The IRS doesn’t allow a health FSA plan to have both a carryover feature and a grace period extension. If your health FSA had a grace period in the past, it no longer applies to your current plan if the carryover feature is now available. 

Even if your plan has a carryover feature or a grace period, it’s important to plan carefully when you decide how much to put into your FSA. For example, don’t think of a grace period as an extension of the plan year. It’s more like a cushion in case your expenses fall a little short of what you expected.

Please Note: Not all plans have one of the features listed above, and the length of a grace period can vary. So can the maximum amount of a carryover. That’s why it’s important to review your SPD.

What is a run-out period?

It’s a set number of days after the plan year ends that allows you to submit claims for eligible expenses incurred during the plan year. Not all FSA plans include this feature and the time frame of the run-out period may vary by plan. Check your Summary Plan Description (SPD) for details.

Some people get a run-out period confused with a grace period extension, so here’s an example that shows the difference. Let’s say your plan year begins on January 1 and ends on December 31.

  • The run-out period gives you extra time to submit reimbursement requests for eligible expenses incurred during the plan year. If you visit the doctor in December (the last month of the plan year), you may submit a reimbursement request for that expense during the run-out period. You will be reimbursed from the funds left in your health FSA from the previous year.
  • A grace period extension gives you extra time to spend funds left in your account from the previous year.

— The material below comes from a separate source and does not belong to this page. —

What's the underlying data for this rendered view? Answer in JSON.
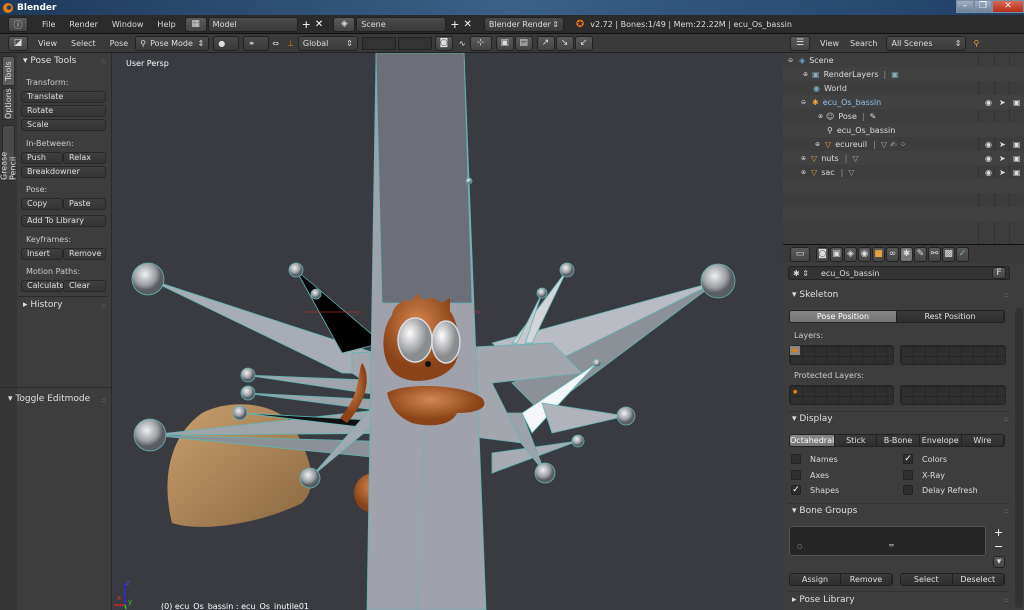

If you buy eyeglasses in January (the month after the plan year ends), you may use the remaining funds from the previous year to cover that expense. The grace period lasts two months and 15 days, so in this example, the grace period ends on March 15. And remember, not all FSA plans include this feature (see the SPD).
What is the "use-it-or-lose-it" rule?

The IRS created this rule, which states that all money left in your FSA is forfeited after the plan year ends, or if applicable, after the run-out period. If your health FSA has a carryover feature, you may carry over up to $500 of unused funds into the next plan year. The $500 maximum carryover limit was set by the IRS, but your employer may decide to have a lesser amount – check your Summary Plan Description (SPD). After the carryover, you forfeit remaining unused funds that are more than the carryover amount.

The unused portion of your health FSA cannot be paid to you in cash or other benefits, and you can’t transfer money between FSAs. To reduce your risk of losing money at the end of the plan year, carefully estimate your expenses when choosing your annual election amount.

Can I change my election amount?

Your election can’t be changed during the plan year unless you have a change in status or other qualified event – that’s an event defined by IRS rules – and your employer's plan must allow the change as well. Learn more on our Health FSA Participant Guidelines page.

What happens if I stop working for this employer?

If you stop working for your employer or you lose your FSA eligibility, your plan participation and your pre-tax contributions will end automatically. Expenses for services you have after your termination date are not eligible for reimbursement.

Please Note: You may be entitled to elect COBRA continuation coverage under the health FSA and receive reimbursement for qualified expenses incurred after your termination, but only if you continue to make the required FSA COBRA premium payment using your money after taxes have been taken out. However, you generally do not have the right to elect COBRA continuation coverage if the cost of COBRA continuation coverage for the remainder of the plan year equals or is more than the amount left in your FSA (excluding your carryover dollars, if applicable). Please see your Summary Plan Description for specific rules that apply to your FSA plan.

CONEXIS Logo

The redesigned CONEXIS website no longer supports Internet Explorer 6 (2001).

Please update your web browser to any of the current popular options: